Having recently viewed Gamer and Her, I would argue that these films, at their core, aren’t entirely different – both attempt to create technological futures. However, I believe, for the most part, audiences would quickly classify the future depicted in Her as “more realistic” than that of Gamer. Many of the technologies in Her are available today – wireless bluetooth headsets, Siri-like intelligent personal assistants, word-to-text computer programs, and an endless supply of companies who do things that us as a society have become too lazy to do ourselves (i.e. write handwritten letters). Gamer, on the other hand, claiming to take place in 2024, includes technologies that are still foreign to us (and likely are more in the future than just 8 years), such as completely immersive and interactive 360-degree “room screens,” chips implanted in humans for wireless control, agreements with prisons and violent sports video game companies, and Ludacris as the leader of a rebel movement (to be honest, I think that’s the most unrealistic aspect of the film).
Though both films present us with utopian/dystopian (depending on your personal views) futures, neither is necessarily “realistic.” Are we arguing that the OS 1 system developed in Her that has the ability, at the end of the film, to be aware of its existence and leave into some technological higher plane (aside from the endless ability to adapt to its particular ‘user’ and have relationships with a plethora of people simultaneously), is “more realistic” than the immersive room that we see Logan Lerman in? In today’s (or at least, myself living in New York) world, where people don’t interact anyway, a future where everyone is plugged into their individual headsets sorting through emails, talking to digital girlfriends, or ordering personal handwritten letters by other people may seem more likely. However, these two films both fit nicely into all of the aspects of the science fiction genre.
So let’s quickly run through a checklist of things that make a science fiction movie:
1 – Science! – (“Yeah of course science you idiot.”) – Specifically, science fiction films must have some element of science and technology.
2 – Fiction! – (“Oh wow he just used the second word.”) – Sci-fi’s treatment of reality must always, in some way, be untrue/unrealistic.

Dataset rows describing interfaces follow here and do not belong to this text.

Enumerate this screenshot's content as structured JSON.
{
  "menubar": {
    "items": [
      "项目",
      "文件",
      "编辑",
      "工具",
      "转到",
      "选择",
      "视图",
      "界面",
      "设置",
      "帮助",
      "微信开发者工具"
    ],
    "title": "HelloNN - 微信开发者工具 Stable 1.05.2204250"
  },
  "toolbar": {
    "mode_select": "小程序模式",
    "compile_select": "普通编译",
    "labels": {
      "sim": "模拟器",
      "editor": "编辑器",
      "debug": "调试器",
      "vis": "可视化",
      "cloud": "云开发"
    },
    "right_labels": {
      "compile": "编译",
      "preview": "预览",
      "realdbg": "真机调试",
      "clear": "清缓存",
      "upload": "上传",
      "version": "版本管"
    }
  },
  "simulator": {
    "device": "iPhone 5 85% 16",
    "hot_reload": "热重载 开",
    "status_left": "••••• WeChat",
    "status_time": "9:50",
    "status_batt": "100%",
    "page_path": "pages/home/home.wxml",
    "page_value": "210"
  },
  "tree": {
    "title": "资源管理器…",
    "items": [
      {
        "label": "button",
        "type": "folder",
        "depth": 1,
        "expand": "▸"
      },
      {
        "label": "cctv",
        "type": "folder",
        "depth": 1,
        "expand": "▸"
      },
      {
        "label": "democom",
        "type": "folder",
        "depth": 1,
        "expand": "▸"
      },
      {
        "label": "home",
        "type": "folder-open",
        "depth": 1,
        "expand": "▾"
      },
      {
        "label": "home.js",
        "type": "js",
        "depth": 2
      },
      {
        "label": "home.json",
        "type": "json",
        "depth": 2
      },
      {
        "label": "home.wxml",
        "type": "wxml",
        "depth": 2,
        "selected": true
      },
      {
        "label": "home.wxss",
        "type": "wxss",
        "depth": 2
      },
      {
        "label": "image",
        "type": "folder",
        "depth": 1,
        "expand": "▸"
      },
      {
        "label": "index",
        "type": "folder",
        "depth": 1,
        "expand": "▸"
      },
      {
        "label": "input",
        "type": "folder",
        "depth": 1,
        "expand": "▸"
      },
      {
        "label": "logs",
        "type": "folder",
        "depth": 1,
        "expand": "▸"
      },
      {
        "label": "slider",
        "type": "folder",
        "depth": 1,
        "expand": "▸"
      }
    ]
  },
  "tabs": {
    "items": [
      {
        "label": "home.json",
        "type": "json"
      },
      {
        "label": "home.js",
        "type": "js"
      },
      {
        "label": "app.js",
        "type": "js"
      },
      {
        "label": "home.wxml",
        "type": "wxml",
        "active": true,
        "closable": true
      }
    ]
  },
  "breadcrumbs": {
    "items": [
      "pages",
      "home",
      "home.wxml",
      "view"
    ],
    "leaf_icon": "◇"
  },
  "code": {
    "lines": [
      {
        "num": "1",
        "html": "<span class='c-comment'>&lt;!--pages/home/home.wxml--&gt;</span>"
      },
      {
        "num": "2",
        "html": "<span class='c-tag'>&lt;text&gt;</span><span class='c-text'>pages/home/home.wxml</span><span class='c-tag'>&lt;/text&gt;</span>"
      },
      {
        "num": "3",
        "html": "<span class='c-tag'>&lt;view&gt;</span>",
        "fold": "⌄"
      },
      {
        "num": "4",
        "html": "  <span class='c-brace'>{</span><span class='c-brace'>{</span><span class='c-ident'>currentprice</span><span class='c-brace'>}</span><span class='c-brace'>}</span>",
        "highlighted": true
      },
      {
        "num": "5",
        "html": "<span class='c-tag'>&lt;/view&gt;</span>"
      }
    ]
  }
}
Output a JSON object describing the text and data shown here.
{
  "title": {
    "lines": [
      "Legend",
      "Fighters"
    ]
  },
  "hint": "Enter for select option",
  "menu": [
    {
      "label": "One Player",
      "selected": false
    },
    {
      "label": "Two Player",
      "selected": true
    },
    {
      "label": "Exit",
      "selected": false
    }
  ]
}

This is not reality, but instead a story about something going on currently, or that might go on in the future.
3 – Fantasy Stories – Sci-fi must take advantage of the mode of fantasy story-telling, a symbolic treatment of the real world that seems to be about escapism, but is really about social commentary (using science and technology to do so).

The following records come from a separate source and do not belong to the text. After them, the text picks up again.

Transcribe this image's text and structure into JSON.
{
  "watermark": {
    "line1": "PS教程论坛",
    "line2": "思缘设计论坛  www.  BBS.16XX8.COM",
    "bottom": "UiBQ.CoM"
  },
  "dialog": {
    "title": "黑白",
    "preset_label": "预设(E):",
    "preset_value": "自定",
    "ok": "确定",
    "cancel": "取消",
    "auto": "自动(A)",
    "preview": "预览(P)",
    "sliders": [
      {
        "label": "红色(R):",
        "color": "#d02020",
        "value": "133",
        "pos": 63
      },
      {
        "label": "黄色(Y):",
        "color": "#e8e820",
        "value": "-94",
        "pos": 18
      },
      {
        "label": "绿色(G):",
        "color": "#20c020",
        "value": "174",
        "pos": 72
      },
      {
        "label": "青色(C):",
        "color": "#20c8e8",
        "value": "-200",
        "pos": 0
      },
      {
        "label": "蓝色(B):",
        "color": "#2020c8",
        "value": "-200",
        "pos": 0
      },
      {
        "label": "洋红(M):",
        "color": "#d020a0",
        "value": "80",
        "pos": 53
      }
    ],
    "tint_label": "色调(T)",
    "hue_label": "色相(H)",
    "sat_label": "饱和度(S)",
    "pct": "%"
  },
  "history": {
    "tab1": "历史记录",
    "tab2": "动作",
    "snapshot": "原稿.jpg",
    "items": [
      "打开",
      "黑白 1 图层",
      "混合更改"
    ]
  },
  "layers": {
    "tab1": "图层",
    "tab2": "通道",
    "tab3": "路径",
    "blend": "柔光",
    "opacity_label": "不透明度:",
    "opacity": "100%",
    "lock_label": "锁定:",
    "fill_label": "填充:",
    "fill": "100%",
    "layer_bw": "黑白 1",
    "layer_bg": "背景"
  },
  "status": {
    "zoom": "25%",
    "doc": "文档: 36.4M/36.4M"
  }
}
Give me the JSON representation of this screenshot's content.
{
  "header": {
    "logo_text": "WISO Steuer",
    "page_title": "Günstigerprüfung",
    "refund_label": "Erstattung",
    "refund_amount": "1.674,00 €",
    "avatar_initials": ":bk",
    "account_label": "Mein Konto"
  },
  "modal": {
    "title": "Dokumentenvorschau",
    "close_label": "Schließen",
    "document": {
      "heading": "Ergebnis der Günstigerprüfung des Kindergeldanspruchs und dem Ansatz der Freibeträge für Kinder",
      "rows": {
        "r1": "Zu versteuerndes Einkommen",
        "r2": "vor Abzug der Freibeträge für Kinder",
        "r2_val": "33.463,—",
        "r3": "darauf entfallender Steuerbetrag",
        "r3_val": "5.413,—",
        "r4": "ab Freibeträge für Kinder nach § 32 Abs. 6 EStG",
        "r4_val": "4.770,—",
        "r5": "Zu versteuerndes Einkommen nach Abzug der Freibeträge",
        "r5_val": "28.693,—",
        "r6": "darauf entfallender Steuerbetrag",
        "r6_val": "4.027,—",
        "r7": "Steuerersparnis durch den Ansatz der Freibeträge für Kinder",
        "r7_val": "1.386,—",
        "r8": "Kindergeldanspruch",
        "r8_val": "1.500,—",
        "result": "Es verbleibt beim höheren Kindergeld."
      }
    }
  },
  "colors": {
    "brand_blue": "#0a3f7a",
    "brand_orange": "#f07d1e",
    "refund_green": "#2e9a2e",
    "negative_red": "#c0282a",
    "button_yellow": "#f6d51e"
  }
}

4 – Speculation – This genre is always about the meaning of current trends and developments in society, speculating on what possible future they might lead to.
5 – Philosophy – Some philosophical question must be raised, most commonly that of human nature. Specifically in both Gamer and Her, technology is used to explore the depths of the human psyche. A major sci-fi characteristic is the fact that these films are never ABOUT technology, but use it to instead explore other philosophical issues.
6 – Special FX / Sense of Wonder – These films’ production design have to be made to look ‘futuristic,’ able to de-familiarize the audience but still present a “realistic” future.
7 – Post-Modernism – Science fiction films articulate and illustrate a new kind of life that the world is living in post-WWII (“We’re all going to die!”)
So! Both Gamer and Her check off each of these generally broad science fiction categories. Sure, one is about a guy who falls in love with a computer program and the other is about a prisoner who actually isn’t a prisoner and was framed and is actually an avatar for a teenage gamer and well, a lot more complicated. HOWEVER, they each present futures that aren’t that far off and technologies that are both feasible, though some may argue one more than the other. Sure, Her ‘looks’ more realistic, with its futuristic depiction of Los Angeles and very personable characters and romance storyline, but both of these films have an inherent unrealistic quality that is used to explore questions of human nature.
Lastly, and most importantly, I’m frightened for everyone if this is predicting a future fashion trend in bottom-wear. In the words of teenage boys everywhere – “What are those?!?!”